Japanese paper factories are now demanding their woodchips come from trees that are less than 15 years old , either from plantations or young regrowth, rather than natural forests. This has caused the recent 40% drop in woodchip sales from Tasmania’s forests.
In East Gippsland there’s been a substantial increase in chipping young trees that have regrown from the clearfelling of forests 20 and 30 years ago. These operations are called ‘thinnings’, supposedly to make the sparsely spaced trees remaining, grow faster and fatter (see photo). This is a convenient way to cut thousands of tonnes of the high quality trees perfect for fussy Japanese paper companies.
Young trees are white, uniform and easy to process into paper. Those from plantations in Chile and Brazil are even cheaper than Tasmanian woodchips. But even so, the Japanese are still prepared to pay $17 more a tonne for the cleaner plantation woodchips. This has caused a crisis within the logging industry down there but East Gippsland is slower to feel the impact. It could be that the Eden woodchip mill, despite its own parent company in Japan using the high quality young trees, also sells to less fussy customers like Taiwan.
There’s also a move by paper companies to use ‘eco-certified’ wood. Now that they are getting much of their wood from plantations anyway, it makes sense to cash in on this fact. This gives them the to opportunity to brand their paper as environmentally friendly. They can choose between two certification systems, the genuine item or the cheap and nasty industry look-alike. Paper companies that are serious about their eco-credentials will shy away from native forest woodchips and the tacky AFS certification label. Organisations such as The Wilderness Society have scared off many Japanese customers further down the paper chain, like printers and publishers.

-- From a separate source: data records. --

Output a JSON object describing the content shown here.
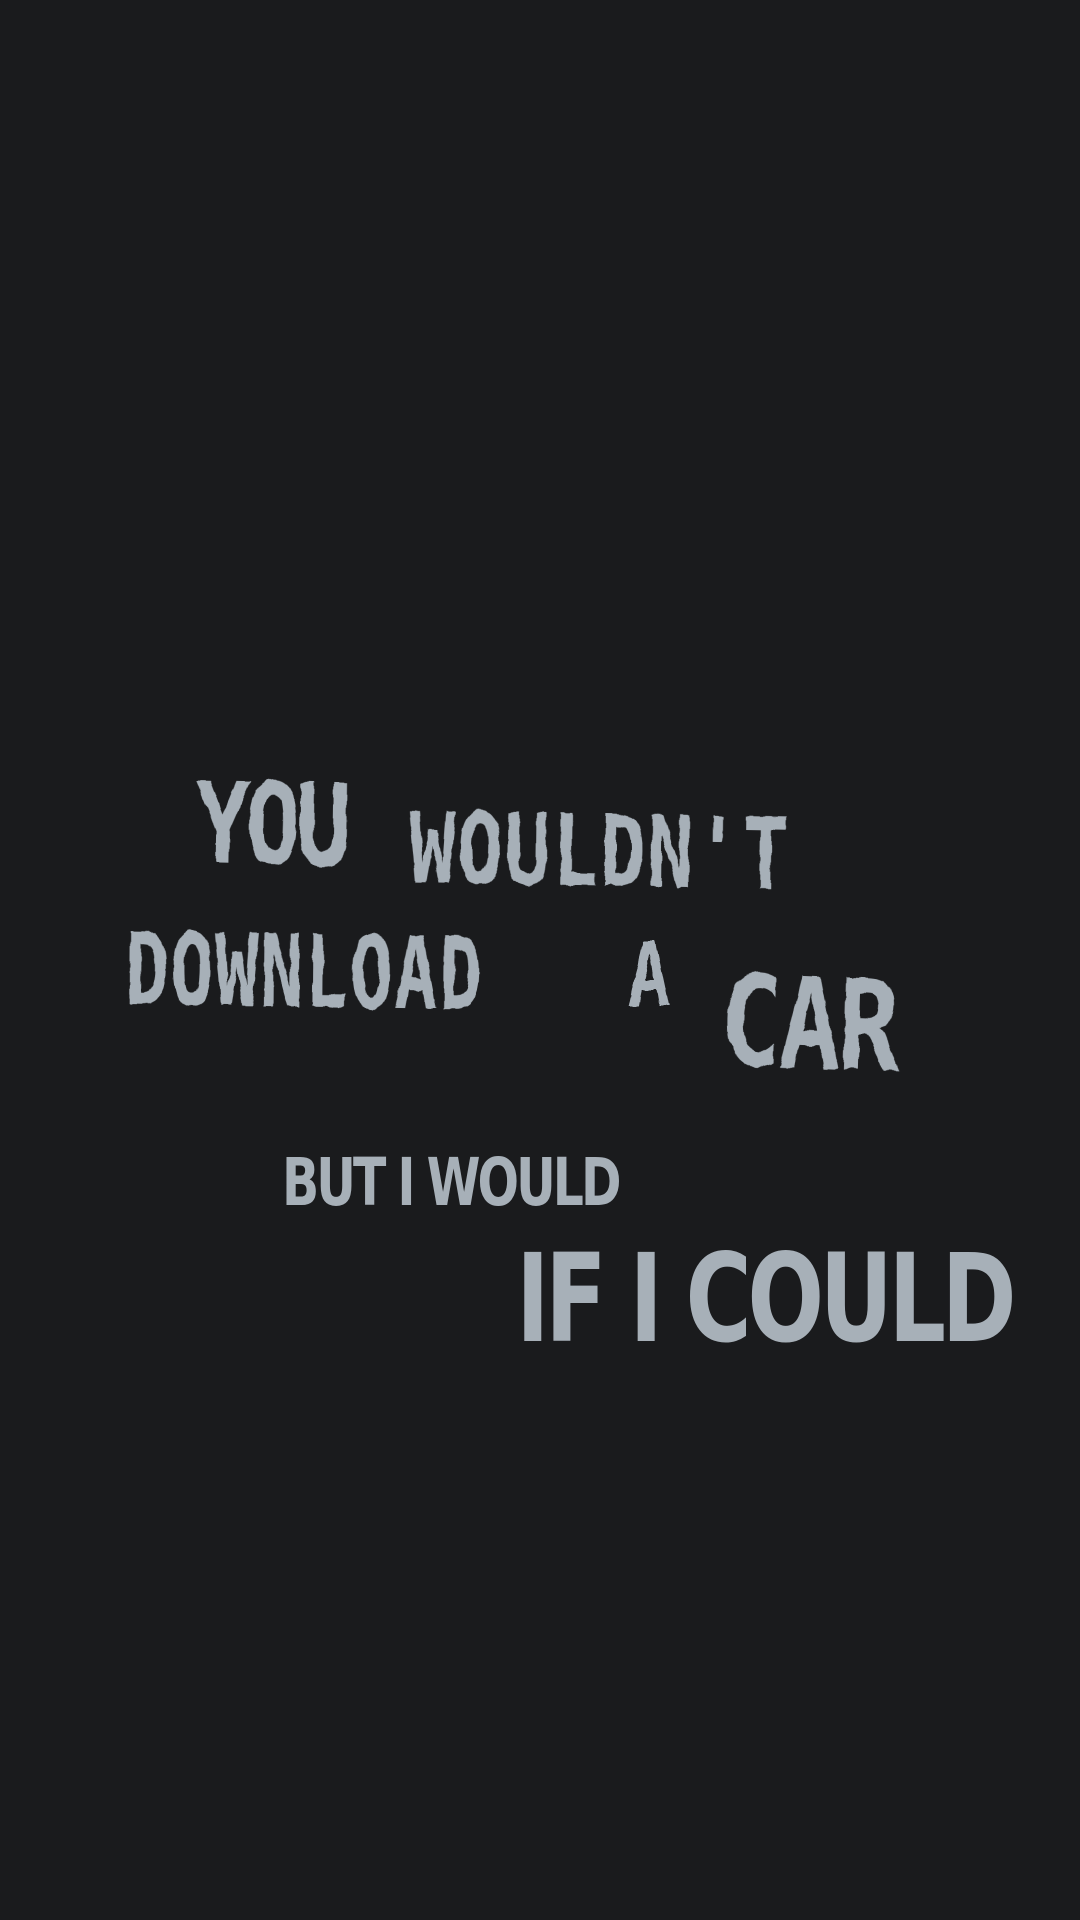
{
  "colors": {
    "background": "#1a1b1d",
    "text": "#a7b0b8"
  },
  "message": {
    "line1_word1": "YOU",
    "line1_word2": "WOULDN'T",
    "line2_word1": "DOWNLOAD",
    "line2_word2": "A",
    "line2_word3": "CAR",
    "line3": "BUT I WOULD",
    "line4": "IF I COULD"
  }
}
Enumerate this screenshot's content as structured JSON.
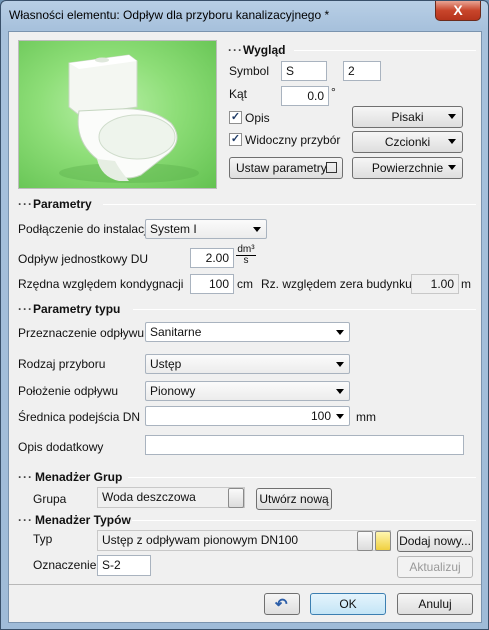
{
  "window": {
    "title": "Własności elementu: Odpływ dla przyboru kanalizacyjnego *",
    "close_label": "X"
  },
  "wyglad": {
    "section_title": "Wygląd",
    "symbol_label": "Symbol",
    "symbol_value": "S",
    "symbol_number": "2",
    "kat_label": "Kąt",
    "kat_value": "0.0",
    "kat_unit": "°",
    "opis_label": "Opis",
    "opis_checked": true,
    "widoczny_label": "Widoczny przybór",
    "widoczny_checked": true,
    "pisaki_label": "Pisaki",
    "czcionki_label": "Czcionki",
    "ustaw_label": "Ustaw parametry",
    "powierzchnie_label": "Powierzchnie"
  },
  "parametry": {
    "section_title": "Parametry",
    "podlaczenie_label": "Podłączenie do instalacji",
    "podlaczenie_value": "System I",
    "odplyw_label": "Odpływ jednostkowy DU",
    "odplyw_value": "2.00",
    "odplyw_unit_num": "dm³",
    "odplyw_unit_den": "s",
    "rzedna_label": "Rzędna względem kondygnacji",
    "rzedna_value": "100",
    "rzedna_unit": "cm",
    "rz_label": "Rz. względem zera budynku",
    "rz_value": "1.00",
    "rz_unit": "m"
  },
  "parametry_typu": {
    "section_title": "Parametry typu",
    "przeznaczenie_label": "Przeznaczenie odpływu",
    "przeznaczenie_value": "Sanitarne",
    "rodzaj_label": "Rodzaj przyboru",
    "rodzaj_value": "Ustęp",
    "polozenie_label": "Położenie odpływu",
    "polozenie_value": "Pionowy",
    "srednica_label": "Średnica podejścia DN",
    "srednica_value": "100",
    "srednica_unit": "mm",
    "opis_dod_label": "Opis dodatkowy",
    "opis_dod_value": ""
  },
  "menadzer_grup": {
    "section_title": "Menadżer Grup",
    "grupa_label": "Grupa",
    "grupa_value": "Woda deszczowa",
    "utworz_label": "Utwórz nową"
  },
  "menadzer_typow": {
    "section_title": "Menadżer Typów",
    "typ_label": "Typ",
    "typ_value": "Ustęp z odpływam pionowym DN100",
    "dodaj_label": "Dodaj nowy...",
    "oznaczenie_label": "Oznaczenie",
    "oznaczenie_value": "S-2",
    "aktualizuj_label": "Aktualizuj"
  },
  "footer": {
    "ok_label": "OK",
    "anuluj_label": "Anuluj"
  },
  "section_dots": "···",
  "colors": {
    "titlebar": "#a7c1dc",
    "close": "#c8452b",
    "dialog_bg": "#f0f0f0",
    "preview_green": "#7fd86a"
  }
}
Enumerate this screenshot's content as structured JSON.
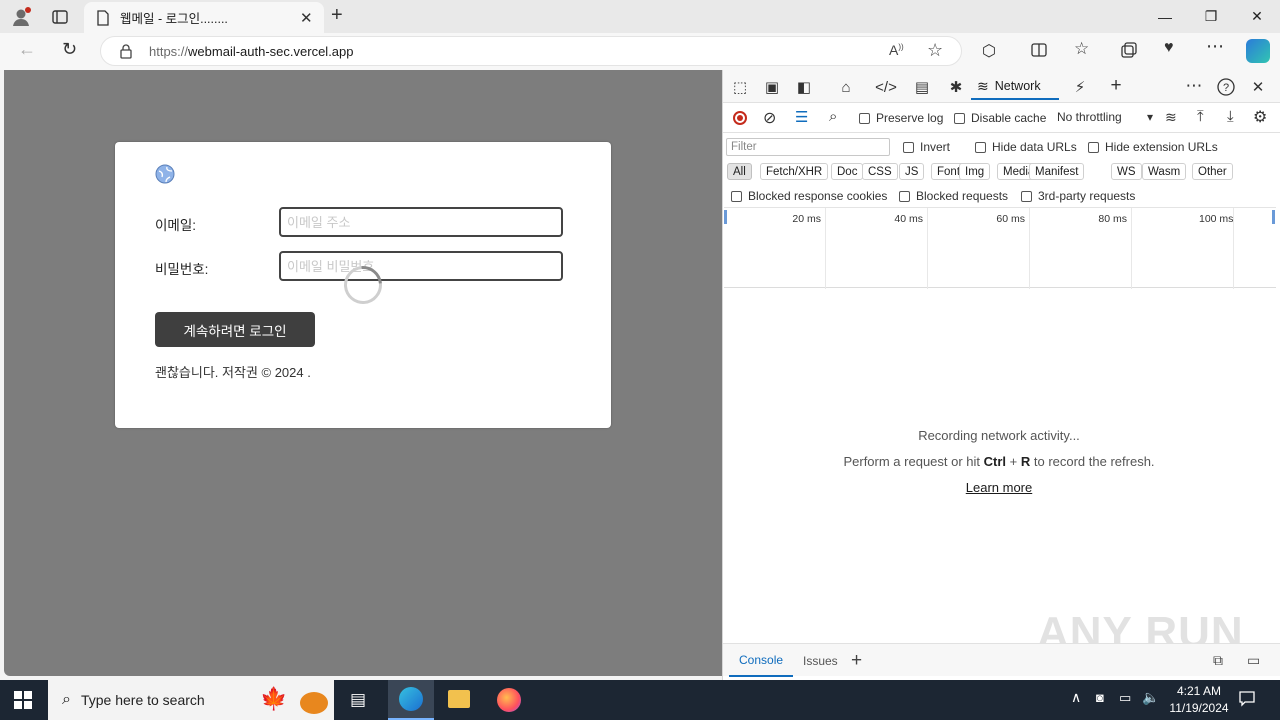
{
  "browser": {
    "tab_title": "웹메일 - 로그인........",
    "url_scheme": "https://",
    "url_host": "webmail-auth-sec.vercel.app"
  },
  "login_form": {
    "email_label": "이메일:",
    "email_placeholder": "이메일 주소",
    "password_label": "비밀번호:",
    "password_placeholder": "이메일 비밀번호",
    "submit_label": "계속하려면 로그인",
    "footer_text": "괜찮습니다. 저작권 © 2024 ."
  },
  "devtools": {
    "network_tab_label": "Network",
    "preserve_log": "Preserve log",
    "disable_cache": "Disable cache",
    "throttling": "No throttling",
    "filter_placeholder": "Filter",
    "invert": "Invert",
    "hide_data_urls": "Hide data URLs",
    "hide_extension_urls": "Hide extension URLs",
    "type_filters": [
      "All",
      "Fetch/XHR",
      "Doc",
      "CSS",
      "JS",
      "Font",
      "Img",
      "Media",
      "Manifest",
      "WS",
      "Wasm",
      "Other"
    ],
    "blocked_response_cookies": "Blocked response cookies",
    "blocked_requests": "Blocked requests",
    "third_party_requests": "3rd-party requests",
    "timeline_ticks": [
      "20 ms",
      "40 ms",
      "60 ms",
      "80 ms",
      "100 ms"
    ],
    "recording_text": "Recording network activity...",
    "hint_prefix": "Perform a request or hit ",
    "hint_key1": "Ctrl",
    "hint_plus": " + ",
    "hint_key2": "R",
    "hint_suffix": " to record the refresh.",
    "learn_more": "Learn more",
    "drawer_tabs": [
      "Console",
      "Issues"
    ]
  },
  "taskbar": {
    "search_placeholder": "Type here to search",
    "time": "4:21 AM",
    "date": "11/19/2024"
  },
  "watermark": "ANY RUN"
}
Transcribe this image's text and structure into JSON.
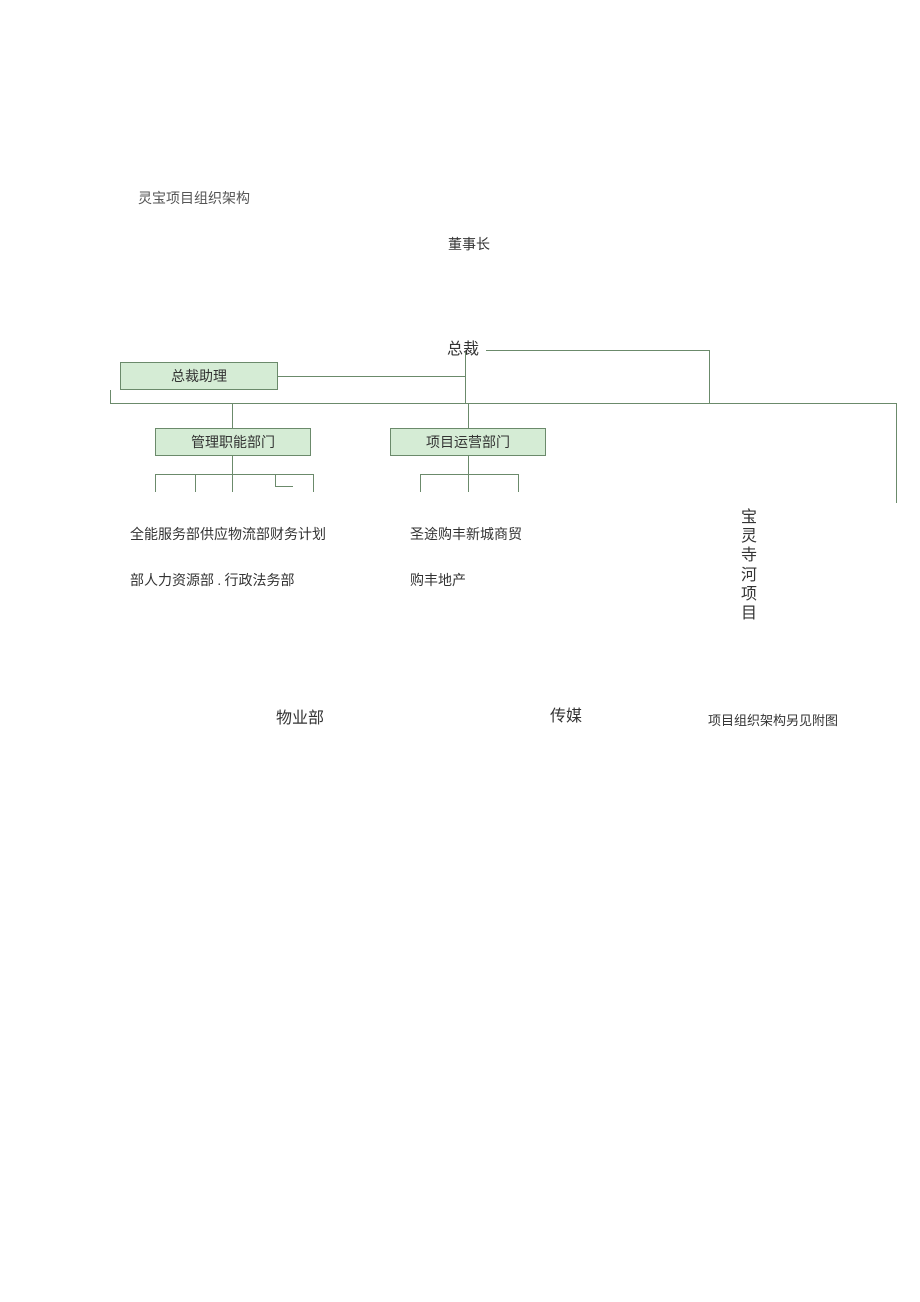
{
  "title": "灵宝项目组织架构",
  "nodes": {
    "chairman": "董事长",
    "president": "总裁",
    "assistant": "总裁助理",
    "mgmt_dept": "管理职能部门",
    "ops_dept": "项目运营部门"
  },
  "mgmt_children_line1": "全能服务部供应物流部财务计划",
  "mgmt_children_line2": "部人力资源部 . 行政法务部",
  "ops_children_line1": "圣途购丰新城商贸",
  "ops_children_line2": "购丰地产",
  "project_vertical": "宝灵寺河项目",
  "bottom": {
    "property": "物业部",
    "media": "传媒",
    "note": "项目组织架构另见附图"
  }
}
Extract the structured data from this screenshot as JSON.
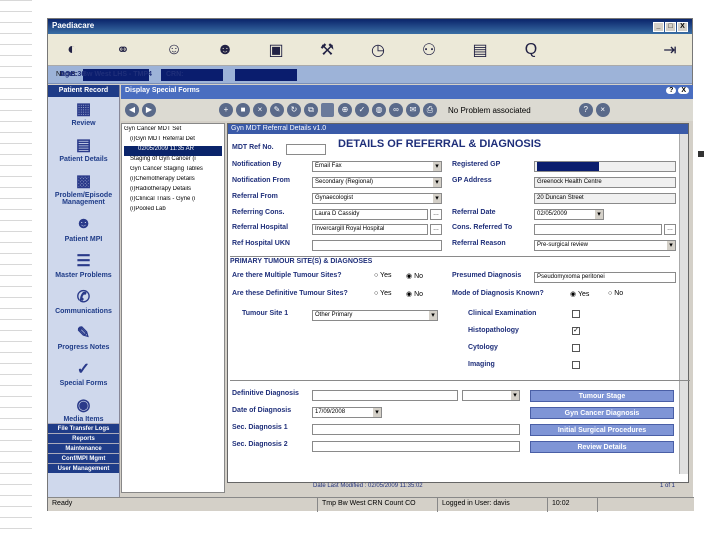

Great Southern Plantations in WA has swiped two of Gunns’ woodchip customers already. It is selling blue gum chips to Daio Paper in Japan, and has just signed a new deal with Oji Paper. Mitsubishi has also said it will look at less controversial sources for woodchips. Nippon is the biggest paper manufacturer in Japan and owns the Eden woodchip mill – where the mass rally is on July 2nd. It is moving a bit more slowly.